  40. ^ Smith et al. Mutations in ATP6N1B, encoding a new kidney vacuolar proton pump 116-kD subunit, cause recessive distal renal tubular acidosis with preserved hearing. 2000. Nature Genetics 26, 71-75. Google Scholar citation
  41. ^ Canadian scientists discover giant gene. February 10th, 2001. Globe and Mail.
  42. ^ Scherer et al. Chromosome 7: DNA Sequence and Biology. 2003. Science 300, 767-772. Google Scholar citation
  43. ^ Minassian et al. Mutations in a gene encoding a novel protein tyrosine phosphatase cause progressive myoclonus epilepsy. 1998. Nature Genetics 20, 171-174. Google Scholar citation
  44. ^ Chan et al. Mutations in NHLRC1 cause progressive myoclonus epilepsy. 2003. Nature Genetics 35, 125-127. Google Scholar citation
  45. ^ Gene hunters race against Lafora curse.
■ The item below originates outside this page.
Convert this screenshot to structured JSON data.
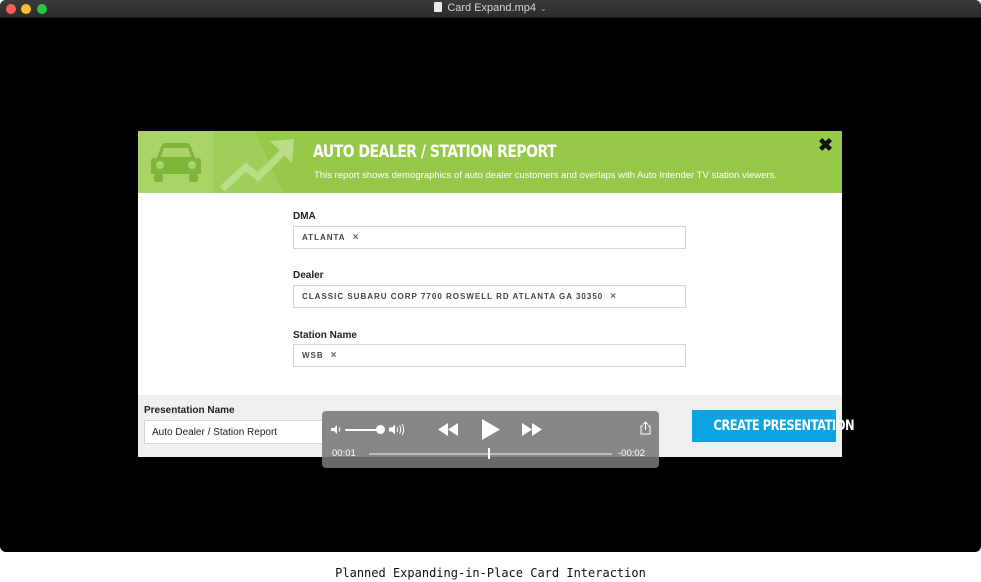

September 27th, 2003. National Post
  46. ^ The Personal Genome Project: A brave new world for science and privacy. December 7th, 2012. Globe and Mail.
  47. ^ The human genome, and Pandora's box. Counterpoint: an interview with Margaret Wente. June 29th, 2000. Globe and Mail.
  48. ^ Scherer, SW. By knowing our genomes, we will begin to truly know ourselves. Commentary August 7th, 2007. Globe and Mail.
  49. ^ Scherer, SW. Perfect genomics. Question of the Year 2007. Nature Genetics.
  50. ^ Scherer, SW. 25 great ideas from great minds. January 4, 2007. Toronto Star.
  51. ^ Brainwashed. Rethinking man's genetic makeup. November 2010, The Walrus.
  52. ^ Scherer, SW. Genomics is the medium for 21st century biology. Editorial. 2012. Genome 55, v-vi.
  53. ^ The reliability bias in The Design of Business. Roger Martin. Harvard Business Press.
  54. ^

Further reading[edit]